Anne Arundel County has filed a lawsuit against more than two dozen fossil fuel companies over the costs of dealing with the fallout of climate change.
“Filing this suit is about protecting our taxpayers and businesses from the growing fiscal impacts of climate change,” County Executive Steuart Pittman (D) said in a statement. “The damage inflicted by these companies damages our environment, and creates massive costs that shouldn’t be borne on the backs of our residents.”
The lawsuit seeks to help Anne Arundel County recover damages from companies whose “decades of deception” is harming land and infrastructure in the county, officials said. It cites the local effects of climate change, including the threats that sea level rise, flooding, and inundation pose to thousands of residents and homes across the county.
The county has about 530 miles of shoreline.

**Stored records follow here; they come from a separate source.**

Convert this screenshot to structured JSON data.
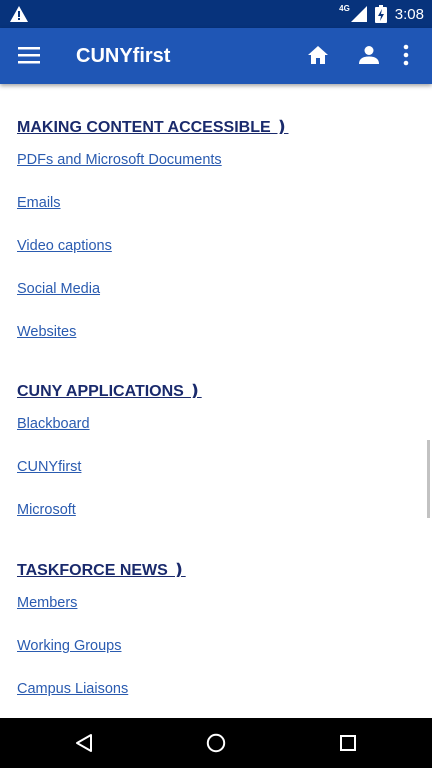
{
  "status_bar": {
    "network": "4G",
    "time": "3:08"
  },
  "app_bar": {
    "title": "CUNYfirst"
  },
  "sections": [
    {
      "title": "MAKING CONTENT ACCESSIBLE ❫",
      "links": [
        "PDFs and Microsoft Documents",
        "Emails",
        "Video captions",
        "Social Media",
        "Websites"
      ]
    },
    {
      "title": "CUNY APPLICATIONS ❫",
      "links": [
        "Blackboard",
        "CUNYfirst",
        "Microsoft"
      ]
    },
    {
      "title": "TASKFORCE NEWS ❫",
      "links": [
        "Members",
        "Working Groups",
        "Campus Liaisons"
      ]
    }
  ],
  "colors": {
    "status_bar_bg": "#07337c",
    "app_bar_bg": "#1f56b5",
    "section_title": "#1a2a6c",
    "link": "#2a5bb0",
    "nav_bar_bg": "#000000"
  },
  "icons": {
    "status_left": "warning-icon",
    "menu": "hamburger-menu-icon",
    "home": "home-icon",
    "account": "person-icon",
    "more": "more-vertical-icon",
    "nav_back": "back-triangle-icon",
    "nav_home": "home-circle-icon",
    "nav_recents": "recents-square-icon"
  }
}
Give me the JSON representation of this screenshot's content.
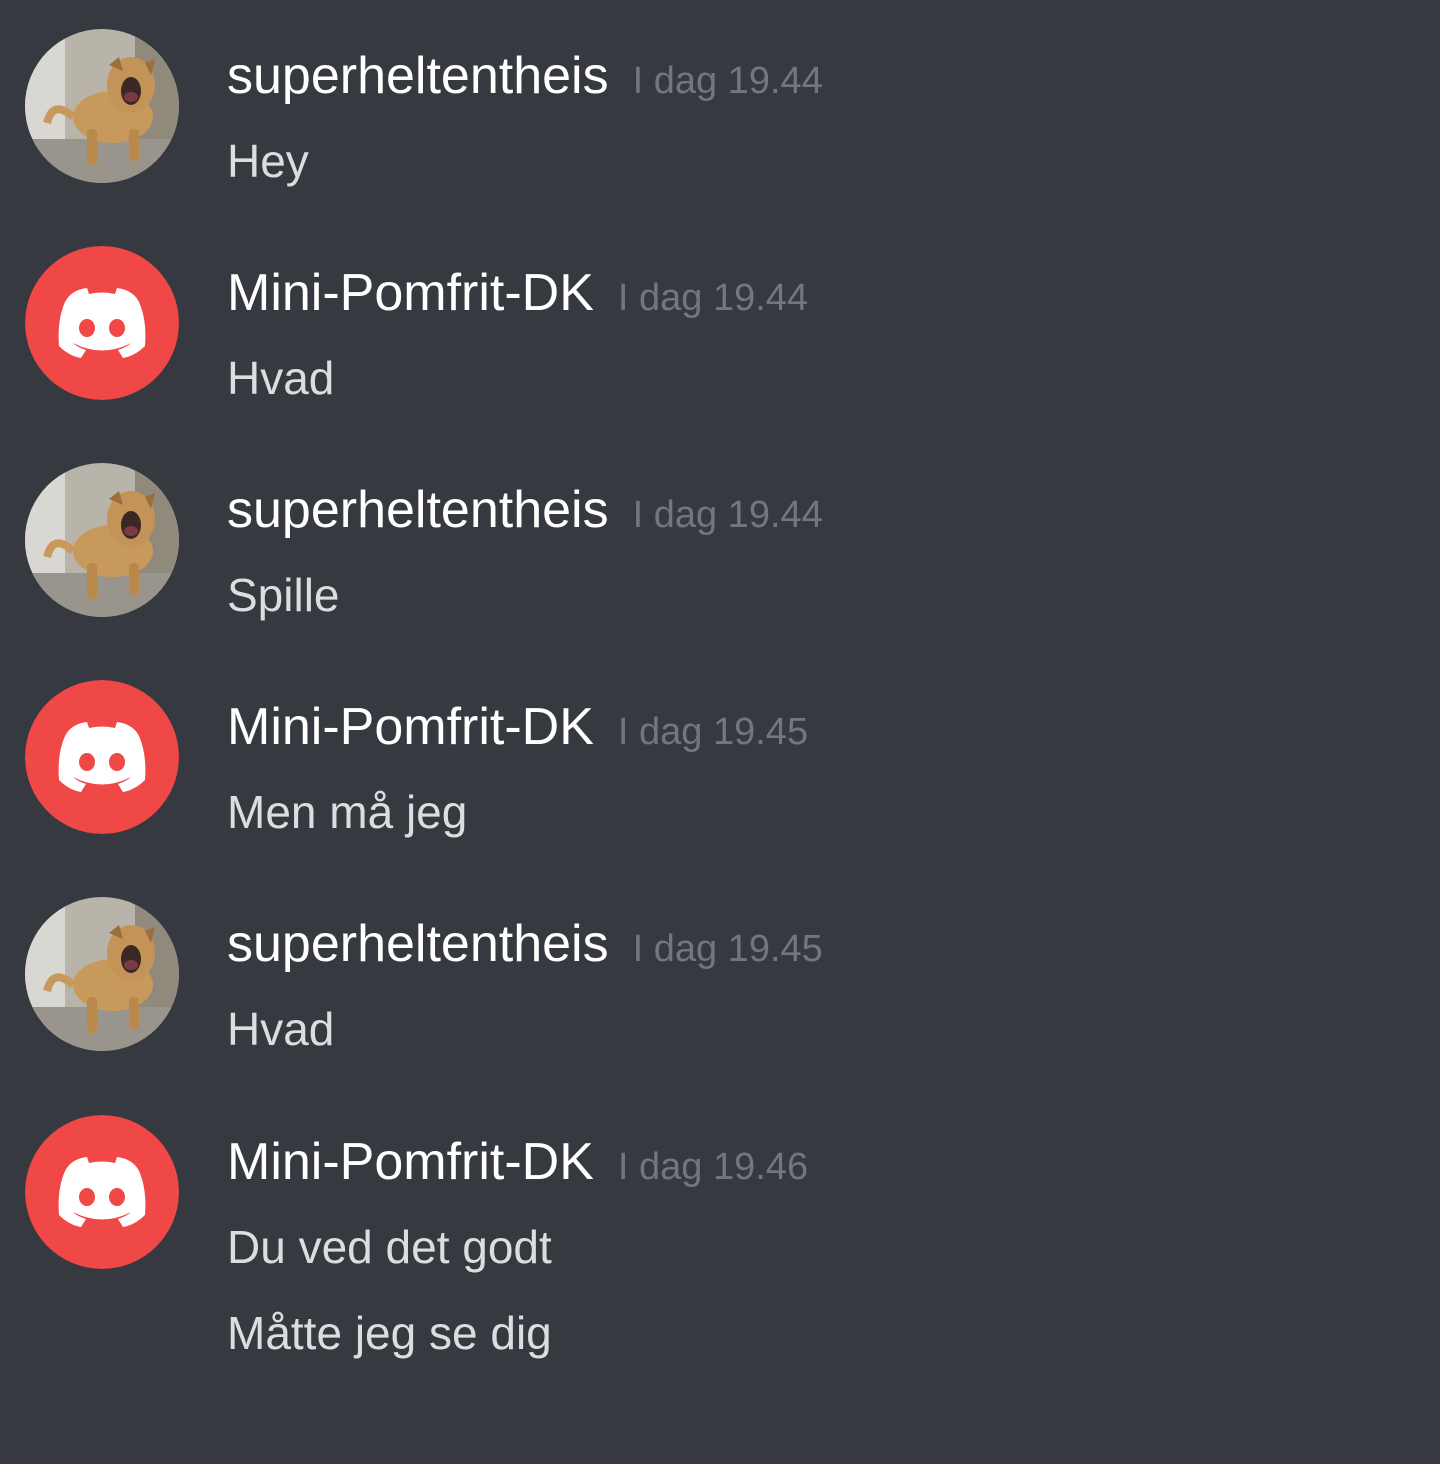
{
  "colors": {
    "background": "#36393f",
    "username": "#ffffff",
    "timestamp": "#72767d",
    "message_text": "#dcddde",
    "default_avatar": "#f04747"
  },
  "messages": [
    {
      "author": "superheltentheis",
      "avatar": "dog-photo-avatar",
      "timestamp": "I dag 19.44",
      "lines": [
        "Hey"
      ]
    },
    {
      "author": "Mini-Pomfrit-DK",
      "avatar": "discord-logo-avatar",
      "timestamp": "I dag 19.44",
      "lines": [
        "Hvad"
      ]
    },
    {
      "author": "superheltentheis",
      "avatar": "dog-photo-avatar",
      "timestamp": "I dag 19.44",
      "lines": [
        "Spille"
      ]
    },
    {
      "author": "Mini-Pomfrit-DK",
      "avatar": "discord-logo-avatar",
      "timestamp": "I dag 19.45",
      "lines": [
        "Men må jeg"
      ]
    },
    {
      "author": "superheltentheis",
      "avatar": "dog-photo-avatar",
      "timestamp": "I dag 19.45",
      "lines": [
        "Hvad"
      ]
    },
    {
      "author": "Mini-Pomfrit-DK",
      "avatar": "discord-logo-avatar",
      "timestamp": "I dag 19.46",
      "lines": [
        "Du ved det godt",
        "Måtte jeg se dig"
      ]
    }
  ]
}
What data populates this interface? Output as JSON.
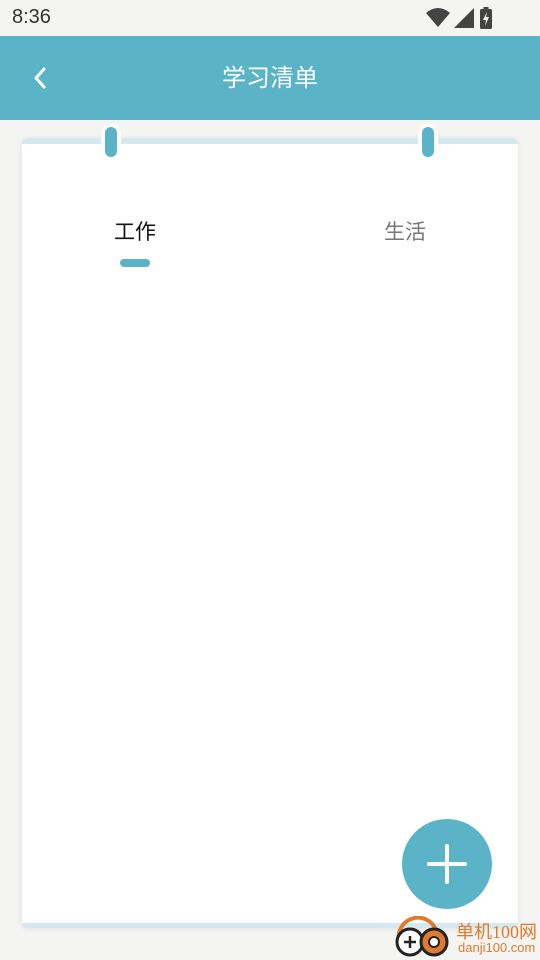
{
  "status_bar": {
    "time": "8:36",
    "icons": [
      "wifi-icon",
      "cell-signal-icon",
      "battery-charging-icon"
    ]
  },
  "app_bar": {
    "title": "学习清单",
    "back_icon": "chevron-left-icon",
    "color": "#5bb3c8"
  },
  "tabs": [
    {
      "label": "工作",
      "selected": true
    },
    {
      "label": "生活",
      "selected": false
    }
  ],
  "fab": {
    "icon": "plus-icon"
  },
  "watermark": {
    "brand": "单机100网",
    "domain": "danji100.com"
  },
  "colors": {
    "accent": "#5bb3c8",
    "watermark": "#e07a2c"
  }
}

Anne Arundel County Attorney Gregory J. Swain said “the complaints are similar” to a lawsuit filed against fossil fuel companies by the City of Annapolis in February. The county is using the same law firm as the city, Swain added.
The lawsuit looks for compensatory and punitive damages, and includes public-nuisance and other claims. The suit names 26 plaintiffs, including industry giants BP, Chevron, ExxonMobil, Shell Oil, Citgo and the American Petroleum Institute.

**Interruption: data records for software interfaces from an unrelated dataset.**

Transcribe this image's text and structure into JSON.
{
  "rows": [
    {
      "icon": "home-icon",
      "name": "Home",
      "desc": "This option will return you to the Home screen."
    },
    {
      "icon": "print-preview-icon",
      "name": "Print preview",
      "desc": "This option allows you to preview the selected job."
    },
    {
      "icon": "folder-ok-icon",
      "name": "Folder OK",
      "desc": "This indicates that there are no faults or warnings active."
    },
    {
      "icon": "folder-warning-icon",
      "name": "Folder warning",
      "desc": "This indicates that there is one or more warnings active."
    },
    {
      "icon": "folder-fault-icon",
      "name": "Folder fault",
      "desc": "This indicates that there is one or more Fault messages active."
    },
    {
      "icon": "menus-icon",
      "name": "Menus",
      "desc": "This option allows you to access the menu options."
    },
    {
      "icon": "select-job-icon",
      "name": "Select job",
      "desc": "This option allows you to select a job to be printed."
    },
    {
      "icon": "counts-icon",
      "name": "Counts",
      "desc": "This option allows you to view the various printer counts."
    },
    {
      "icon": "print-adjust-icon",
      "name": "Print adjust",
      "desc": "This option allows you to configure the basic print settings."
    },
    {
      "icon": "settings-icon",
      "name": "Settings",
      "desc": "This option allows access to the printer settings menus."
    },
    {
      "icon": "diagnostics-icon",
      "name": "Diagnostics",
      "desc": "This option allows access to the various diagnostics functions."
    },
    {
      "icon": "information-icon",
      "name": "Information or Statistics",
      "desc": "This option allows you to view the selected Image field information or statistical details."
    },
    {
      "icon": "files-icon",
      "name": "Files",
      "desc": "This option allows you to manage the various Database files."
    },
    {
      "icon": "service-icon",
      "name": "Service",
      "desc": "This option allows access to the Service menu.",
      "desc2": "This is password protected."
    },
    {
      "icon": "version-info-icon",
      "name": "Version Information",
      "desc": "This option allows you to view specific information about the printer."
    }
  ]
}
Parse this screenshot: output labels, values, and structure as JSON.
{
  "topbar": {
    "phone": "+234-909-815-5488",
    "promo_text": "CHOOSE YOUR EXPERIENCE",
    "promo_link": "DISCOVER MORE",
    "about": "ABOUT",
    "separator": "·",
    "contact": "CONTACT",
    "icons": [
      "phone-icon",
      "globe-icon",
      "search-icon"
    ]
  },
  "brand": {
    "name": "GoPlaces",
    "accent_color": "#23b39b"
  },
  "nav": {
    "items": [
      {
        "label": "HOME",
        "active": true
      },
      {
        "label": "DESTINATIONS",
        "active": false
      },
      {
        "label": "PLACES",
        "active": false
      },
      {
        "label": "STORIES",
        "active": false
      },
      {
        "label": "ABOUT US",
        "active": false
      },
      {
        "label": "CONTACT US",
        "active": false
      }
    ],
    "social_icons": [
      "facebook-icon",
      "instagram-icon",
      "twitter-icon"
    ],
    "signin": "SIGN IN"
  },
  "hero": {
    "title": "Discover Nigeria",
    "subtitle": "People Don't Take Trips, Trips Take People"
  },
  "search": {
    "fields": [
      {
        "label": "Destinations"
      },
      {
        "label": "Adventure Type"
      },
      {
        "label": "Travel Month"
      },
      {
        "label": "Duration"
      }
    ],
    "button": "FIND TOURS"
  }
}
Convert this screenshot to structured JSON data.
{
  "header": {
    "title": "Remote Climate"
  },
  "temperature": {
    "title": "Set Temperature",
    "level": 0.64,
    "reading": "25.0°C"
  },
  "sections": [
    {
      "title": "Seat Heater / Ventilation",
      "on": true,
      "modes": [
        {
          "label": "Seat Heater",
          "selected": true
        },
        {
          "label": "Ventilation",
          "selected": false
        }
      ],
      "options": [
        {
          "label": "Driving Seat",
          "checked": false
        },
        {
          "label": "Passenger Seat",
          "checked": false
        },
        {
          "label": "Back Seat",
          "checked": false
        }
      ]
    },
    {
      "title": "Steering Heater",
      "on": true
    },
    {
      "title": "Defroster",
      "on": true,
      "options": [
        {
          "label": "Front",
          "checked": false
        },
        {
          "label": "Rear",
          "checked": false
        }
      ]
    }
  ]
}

Richard Wiles, executive director of the Center for Climate Integrity, applauded the county’s lawsuit.
“Big Oil’s decades of climate deception have brought the world to the brink and cost communities across the country millions,” he said in a statement. “It’s only right that local governments are saying enough and turning to the courts for justice. The industry fights these cases vigorously because they’re afraid of the damning evidence against them — as they should be.”
Since 2017, five states — Connecticut, Delaware, Massachusetts, Minnesota and Rhode Island — along with the District of Columbia and 20 local governments have filed lawsuits against the oil and gas industry over climate change.

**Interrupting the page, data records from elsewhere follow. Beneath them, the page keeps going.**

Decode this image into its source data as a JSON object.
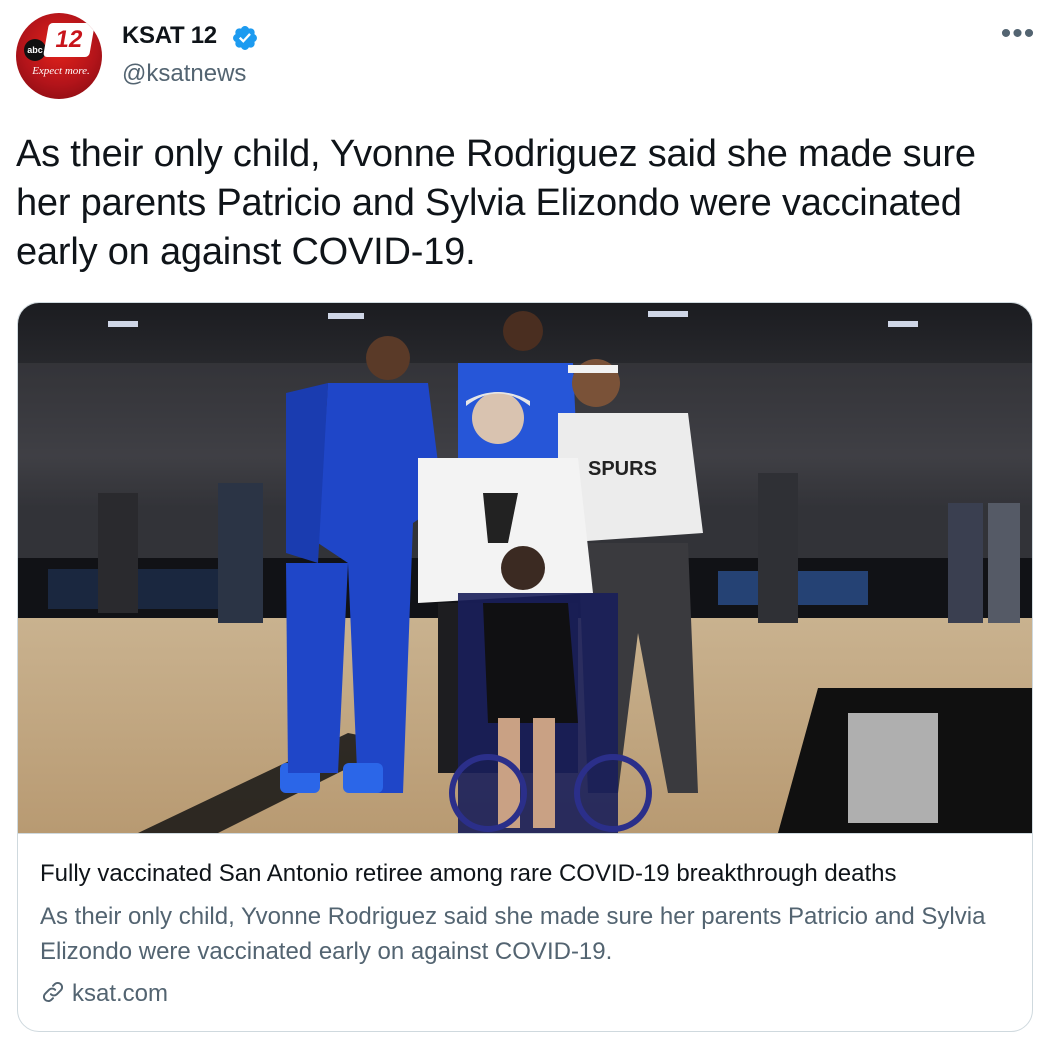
{
  "account": {
    "display_name": "KSAT 12",
    "handle": "@ksatnews",
    "verified": true,
    "avatar": {
      "logo_text": "12",
      "logo_network": "abc",
      "logo_tagline": "Expect more."
    }
  },
  "menu": {
    "more_label": "•••"
  },
  "tweet": {
    "text": "As their only child, Yvonne Rodriguez said she made sure her parents Patricio and Sylvia Elizondo were vaccinated early on against COVID-19."
  },
  "card": {
    "image_icon": "photo-of-family-with-basketball-players",
    "title": "Fully vaccinated San Antonio retiree among rare COVID-19 breakthrough deaths",
    "description": "As their only child, Yvonne Rodriguez said she made sure her parents Patricio and Sylvia Elizondo were vaccinated early on against COVID-19.",
    "domain": "ksat.com",
    "domain_icon": "link-icon"
  },
  "colors": {
    "verified": "#1d9bf0",
    "secondary_text": "#536471",
    "border": "#cfd9de",
    "brand_red": "#c8141b"
  }
}
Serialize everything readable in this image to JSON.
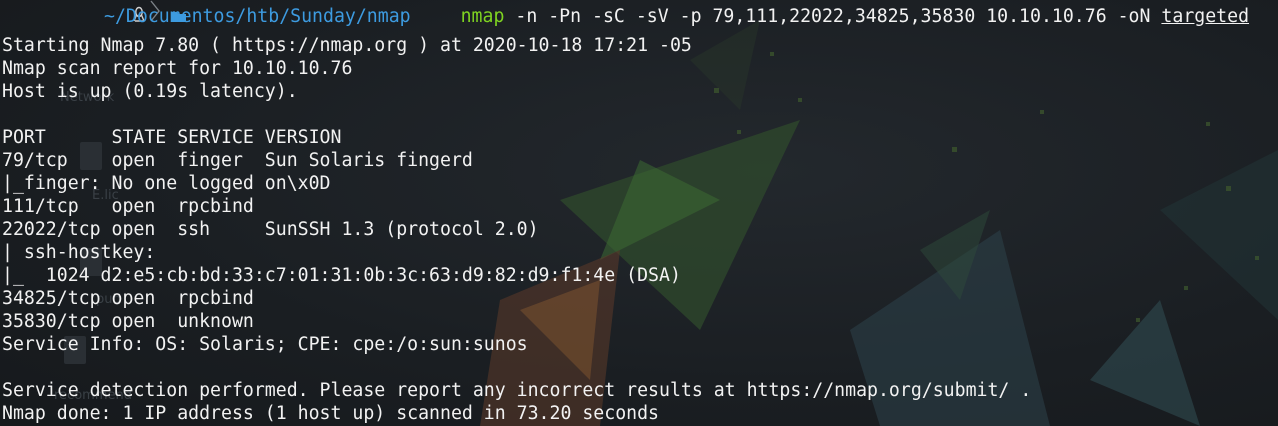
{
  "prompt": {
    "os_icon": "linux-tux-icon",
    "separator_icon": "chevron-right-icon",
    "folder_icon": "folder-icon",
    "path": "~/Documentos/htb/Sunday/nmap",
    "command": "nmap",
    "args": " -n -Pn -sC -sV -p 79,111,22022,34825,35830 10.10.10.76 -oN ",
    "output_file": "targeted",
    "colors": {
      "path": "#3d9be0",
      "command": "#7ed321",
      "text": "#f2f2f2",
      "background": "#1c2024"
    }
  },
  "output": [
    "Starting Nmap 7.80 ( https://nmap.org ) at 2020-10-18 17:21 -05",
    "Nmap scan report for 10.10.10.76",
    "Host is up (0.19s latency).",
    "",
    "PORT      STATE SERVICE VERSION",
    "79/tcp    open  finger  Sun Solaris fingerd",
    "|_finger: No one logged on\\x0D",
    "111/tcp   open  rpcbind",
    "22022/tcp open  ssh     SunSSH 1.3 (protocol 2.0)",
    "| ssh-hostkey: ",
    "|_  1024 d2:e5:cb:bd:33:c7:01:31:0b:3c:63:d9:82:d9:f1:4e (DSA)",
    "34825/tcp open  rpcbind",
    "35830/tcp open  unknown",
    "Service Info: OS: Solaris; CPE: cpe:/o:sun:sunos",
    "",
    "Service detection performed. Please report any incorrect results at https://nmap.org/submit/ .",
    "Nmap done: 1 IP address (1 host up) scanned in 73.20 seconds"
  ],
  "background_ghosts": {
    "labels": [
      "Network",
      "E.lic",
      "pub",
      "recommend"
    ]
  }
}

A Baltimore City lawsuit filed against the industry in 2018 is under review in the U.S. Supreme Court.
API, which represents 600 oil and gas companies, did not immediately respond to Anne Arundel’s lawsuit. But last month, the industry released a plan for confronting climate change that called for more government investments in clean energy and carbon capture technology, greater regulation of methane gas emissions, and enactment of a carbon tax
“We know that climate change is real, and we’re focused on addressing the key risks of climate change,” API CEO Mike Sommers said in an interview with Yahoo! Finance last week. “As a consequence of that, we’ve been working for many years on developing policies to address the challenge of climate change.”
Rick Massimo of WTOP News contributed reporting to this story.